EXERCISE INPUT >>
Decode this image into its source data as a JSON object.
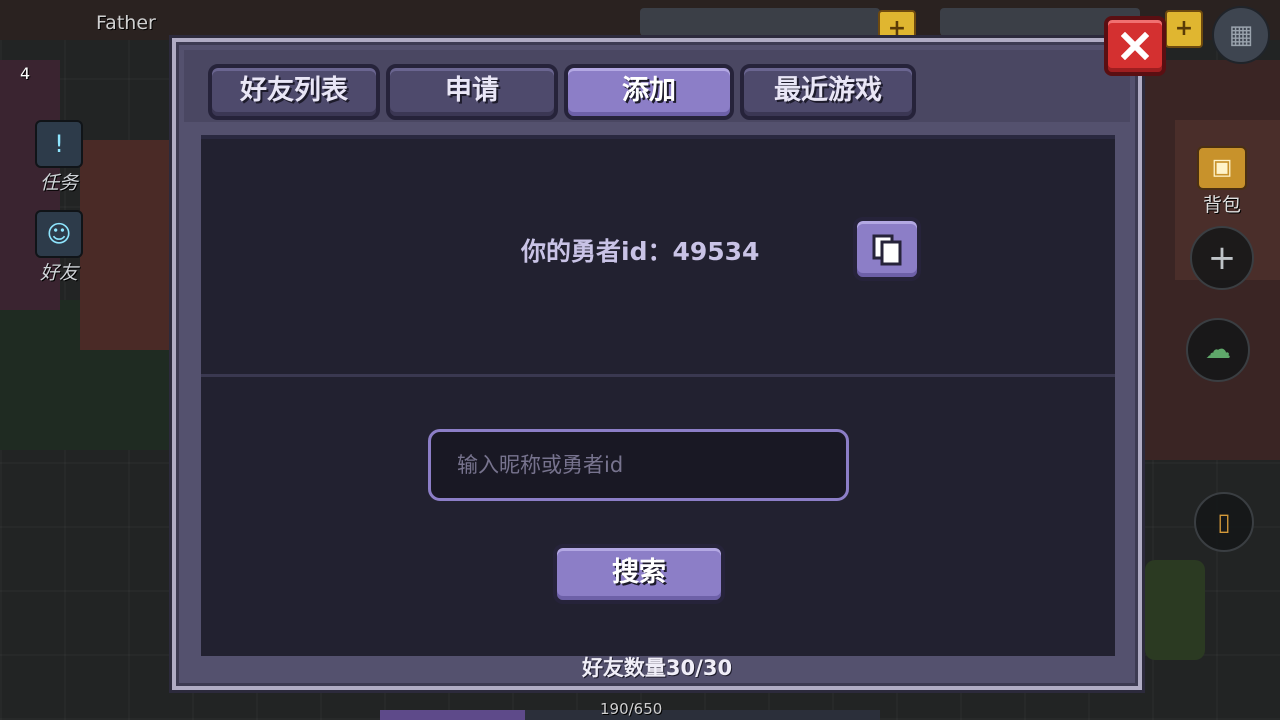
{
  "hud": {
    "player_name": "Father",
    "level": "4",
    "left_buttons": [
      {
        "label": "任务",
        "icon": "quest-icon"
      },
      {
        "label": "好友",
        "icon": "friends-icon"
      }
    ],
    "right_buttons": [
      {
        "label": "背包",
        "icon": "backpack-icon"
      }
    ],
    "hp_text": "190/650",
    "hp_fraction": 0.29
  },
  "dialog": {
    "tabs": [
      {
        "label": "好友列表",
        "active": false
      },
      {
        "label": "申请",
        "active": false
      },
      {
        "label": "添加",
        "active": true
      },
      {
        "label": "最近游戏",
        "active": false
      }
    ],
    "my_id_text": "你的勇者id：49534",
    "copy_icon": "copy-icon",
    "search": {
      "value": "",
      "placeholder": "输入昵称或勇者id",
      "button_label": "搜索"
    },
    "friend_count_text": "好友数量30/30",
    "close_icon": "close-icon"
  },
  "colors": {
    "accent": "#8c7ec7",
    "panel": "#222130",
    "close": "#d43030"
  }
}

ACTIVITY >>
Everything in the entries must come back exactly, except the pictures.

ANSWER TO THE EXERCISE >>
Decode this image into its source data as a JSON object.
{
  "hud": {
    "player_name": "Father",
    "level": "4",
    "left_buttons": [
      {
        "label": "任务",
        "icon": "quest-icon"
      },
      {
        "label": "好友",
        "icon": "friends-icon"
      }
    ],
    "right_buttons": [
      {
        "label": "背包",
        "icon": "backpack-icon"
      }
    ],
    "hp_text": "190/650",
    "hp_fraction": 0.29
  },
  "dialog": {
    "tabs": [
      {
        "label": "好友列表",
        "active": false
      },
      {
        "label": "申请",
        "active": false
      },
      {
        "label": "添加",
        "active": true
      },
      {
        "label": "最近游戏",
        "active": false
      }
    ],
    "my_id_text": "你的勇者id：49534",
    "copy_icon": "copy-icon",
    "search": {
      "value": "",
      "placeholder": "输入昵称或勇者id",
      "button_label": "搜索"
    },
    "friend_count_text": "好友数量30/30",
    "close_icon": "close-icon"
  },
  "colors": {
    "accent": "#8c7ec7",
    "panel": "#222130",
    "close": "#d43030"
  }
}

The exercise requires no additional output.